» Material provided:
BEGIN
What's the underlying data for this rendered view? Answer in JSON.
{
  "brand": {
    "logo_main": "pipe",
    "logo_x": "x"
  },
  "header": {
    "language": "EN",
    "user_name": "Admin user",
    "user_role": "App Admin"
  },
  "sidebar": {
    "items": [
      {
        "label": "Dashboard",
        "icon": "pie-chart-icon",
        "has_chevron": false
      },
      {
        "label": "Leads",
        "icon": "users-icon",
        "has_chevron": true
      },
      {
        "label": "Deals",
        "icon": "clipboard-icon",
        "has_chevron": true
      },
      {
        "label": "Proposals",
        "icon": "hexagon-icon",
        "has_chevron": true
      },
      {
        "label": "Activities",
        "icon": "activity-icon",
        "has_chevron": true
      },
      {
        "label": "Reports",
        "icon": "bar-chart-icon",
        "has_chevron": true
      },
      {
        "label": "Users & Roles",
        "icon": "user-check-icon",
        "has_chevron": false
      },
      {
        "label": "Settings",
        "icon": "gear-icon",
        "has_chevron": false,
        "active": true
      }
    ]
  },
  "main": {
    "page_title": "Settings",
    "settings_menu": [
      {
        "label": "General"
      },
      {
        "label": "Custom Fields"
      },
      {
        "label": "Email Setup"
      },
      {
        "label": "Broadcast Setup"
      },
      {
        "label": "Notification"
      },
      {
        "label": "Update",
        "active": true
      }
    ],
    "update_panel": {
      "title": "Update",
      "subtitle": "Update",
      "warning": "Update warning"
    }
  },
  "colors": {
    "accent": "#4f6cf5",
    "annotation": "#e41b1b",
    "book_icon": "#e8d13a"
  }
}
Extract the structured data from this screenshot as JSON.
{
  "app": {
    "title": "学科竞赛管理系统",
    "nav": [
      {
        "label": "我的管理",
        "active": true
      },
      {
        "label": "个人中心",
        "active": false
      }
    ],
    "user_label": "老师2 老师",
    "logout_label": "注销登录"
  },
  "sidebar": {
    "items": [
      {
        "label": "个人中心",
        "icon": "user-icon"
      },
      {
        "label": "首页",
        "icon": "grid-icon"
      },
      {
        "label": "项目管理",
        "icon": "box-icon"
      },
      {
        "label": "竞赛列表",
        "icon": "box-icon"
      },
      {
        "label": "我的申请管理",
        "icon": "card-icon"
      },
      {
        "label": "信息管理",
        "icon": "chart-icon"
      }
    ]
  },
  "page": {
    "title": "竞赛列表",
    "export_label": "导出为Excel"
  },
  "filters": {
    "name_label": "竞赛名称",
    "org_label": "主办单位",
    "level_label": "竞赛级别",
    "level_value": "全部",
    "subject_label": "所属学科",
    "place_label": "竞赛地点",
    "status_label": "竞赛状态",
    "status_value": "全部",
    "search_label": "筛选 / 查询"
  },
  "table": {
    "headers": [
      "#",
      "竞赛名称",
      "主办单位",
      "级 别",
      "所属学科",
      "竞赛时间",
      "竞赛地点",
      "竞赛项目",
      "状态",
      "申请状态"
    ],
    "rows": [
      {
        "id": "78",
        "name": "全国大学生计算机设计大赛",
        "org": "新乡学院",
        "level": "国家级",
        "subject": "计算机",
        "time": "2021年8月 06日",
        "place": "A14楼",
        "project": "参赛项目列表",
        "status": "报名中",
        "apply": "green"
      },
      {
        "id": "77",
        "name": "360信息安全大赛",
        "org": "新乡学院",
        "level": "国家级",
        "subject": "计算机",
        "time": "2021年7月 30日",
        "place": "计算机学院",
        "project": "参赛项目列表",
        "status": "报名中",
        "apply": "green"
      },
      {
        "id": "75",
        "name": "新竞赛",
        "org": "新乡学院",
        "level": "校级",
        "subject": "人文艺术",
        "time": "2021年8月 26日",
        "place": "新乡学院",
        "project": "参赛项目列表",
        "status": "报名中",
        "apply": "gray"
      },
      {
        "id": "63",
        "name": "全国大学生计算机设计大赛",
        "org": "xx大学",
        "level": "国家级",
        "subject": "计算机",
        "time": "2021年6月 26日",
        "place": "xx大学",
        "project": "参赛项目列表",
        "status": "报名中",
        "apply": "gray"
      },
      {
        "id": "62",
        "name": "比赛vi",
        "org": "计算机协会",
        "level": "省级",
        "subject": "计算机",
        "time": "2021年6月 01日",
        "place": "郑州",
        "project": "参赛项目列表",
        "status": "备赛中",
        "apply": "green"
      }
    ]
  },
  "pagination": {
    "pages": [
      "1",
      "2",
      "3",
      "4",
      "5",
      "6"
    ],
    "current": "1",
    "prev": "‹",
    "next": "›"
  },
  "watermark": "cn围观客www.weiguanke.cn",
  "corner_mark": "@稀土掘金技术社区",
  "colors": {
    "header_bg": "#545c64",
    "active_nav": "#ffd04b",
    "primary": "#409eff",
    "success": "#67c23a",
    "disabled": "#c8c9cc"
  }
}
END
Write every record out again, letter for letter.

What's the underlying data for this rendered view? Answer in JSON.
{
  "brand": {
    "logo_main": "pipe",
    "logo_x": "x"
  },
  "header": {
    "language": "EN",
    "user_name": "Admin user",
    "user_role": "App Admin"
  },
  "sidebar": {
    "items": [
      {
        "label": "Dashboard",
        "icon": "pie-chart-icon",
        "has_chevron": false
      },
      {
        "label": "Leads",
        "icon": "users-icon",
        "has_chevron": true
      },
      {
        "label": "Deals",
        "icon": "clipboard-icon",
        "has_chevron": true
      },
      {
        "label": "Proposals",
        "icon": "hexagon-icon",
        "has_chevron": true
      },
      {
        "label": "Activities",
        "icon": "activity-icon",
        "has_chevron": true
      },
      {
        "label": "Reports",
        "icon": "bar-chart-icon",
        "has_chevron": true
      },
      {
        "label": "Users & Roles",
        "icon": "user-check-icon",
        "has_chevron": false
      },
      {
        "label": "Settings",
        "icon": "gear-icon",
        "has_chevron": false,
        "active": true
      }
    ]
  },
  "main": {
    "page_title": "Settings",
    "settings_menu": [
      {
        "label": "General"
      },
      {
        "label": "Custom Fields"
      },
      {
        "label": "Email Setup"
      },
      {
        "label": "Broadcast Setup"
      },
      {
        "label": "Notification"
      },
      {
        "label": "Update",
        "active": true
      }
    ],
    "update_panel": {
      "title": "Update",
      "subtitle": "Update",
      "warning": "Update warning"
    }
  },
  "colors": {
    "accent": "#4f6cf5",
    "annotation": "#e41b1b",
    "book_icon": "#e8d13a"
  }
}
Extract the structured data from this screenshot as JSON.
{
  "app": {
    "title": "学科竞赛管理系统",
    "nav": [
      {
        "label": "我的管理",
        "active": true
      },
      {
        "label": "个人中心",
        "active": false
      }
    ],
    "user_label": "老师2 老师",
    "logout_label": "注销登录"
  },
  "sidebar": {
    "items": [
      {
        "label": "个人中心",
        "icon": "user-icon"
      },
      {
        "label": "首页",
        "icon": "grid-icon"
      },
      {
        "label": "项目管理",
        "icon": "box-icon"
      },
      {
        "label": "竞赛列表",
        "icon": "box-icon"
      },
      {
        "label": "我的申请管理",
        "icon": "card-icon"
      },
      {
        "label": "信息管理",
        "icon": "chart-icon"
      }
    ]
  },
  "page": {
    "title": "竞赛列表",
    "export_label": "导出为Excel"
  },
  "filters": {
    "name_label": "竞赛名称",
    "org_label": "主办单位",
    "level_label": "竞赛级别",
    "level_value": "全部",
    "subject_label": "所属学科",
    "place_label": "竞赛地点",
    "status_label": "竞赛状态",
    "status_value": "全部",
    "search_label": "筛选 / 查询"
  },
  "table": {
    "headers": [
      "#",
      "竞赛名称",
      "主办单位",
      "级 别",
      "所属学科",
      "竞赛时间",
      "竞赛地点",
      "竞赛项目",
      "状态",
      "申请状态"
    ],
    "rows": [
      {
        "id": "78",
        "name": "全国大学生计算机设计大赛",
        "org": "新乡学院",
        "level": "国家级",
        "subject": "计算机",
        "time": "2021年8月 06日",
        "place": "A14楼",
        "project": "参赛项目列表",
        "status": "报名中",
        "apply": "green"
      },
      {
        "id": "77",
        "name": "360信息安全大赛",
        "org": "新乡学院",
        "level": "国家级",
        "subject": "计算机",
        "time": "2021年7月 30日",
        "place": "计算机学院",
        "project": "参赛项目列表",
        "status": "报名中",
        "apply": "green"
      },
      {
        "id": "75",
        "name": "新竞赛",
        "org": "新乡学院",
        "level": "校级",
        "subject": "人文艺术",
        "time": "2021年8月 26日",
        "place": "新乡学院",
        "project": "参赛项目列表",
        "status": "报名中",
        "apply": "gray"
      },
      {
        "id": "63",
        "name": "全国大学生计算机设计大赛",
        "org": "xx大学",
        "level": "国家级",
        "subject": "计算机",
        "time": "2021年6月 26日",
        "place": "xx大学",
        "project": "参赛项目列表",
        "status": "报名中",
        "apply": "gray"
      },
      {
        "id": "62",
        "name": "比赛vi",
        "org": "计算机协会",
        "level": "省级",
        "subject": "计算机",
        "time": "2021年6月 01日",
        "place": "郑州",
        "project": "参赛项目列表",
        "status": "备赛中",
        "apply": "green"
      }
    ]
  },
  "pagination": {
    "pages": [
      "1",
      "2",
      "3",
      "4",
      "5",
      "6"
    ],
    "current": "1",
    "prev": "‹",
    "next": "›"
  },
  "watermark": "cn围观客www.weiguanke.cn",
  "corner_mark": "@稀土掘金技术社区",
  "colors": {
    "header_bg": "#545c64",
    "active_nav": "#ffd04b",
    "primary": "#409eff",
    "success": "#67c23a",
    "disabled": "#c8c9cc"
  }
}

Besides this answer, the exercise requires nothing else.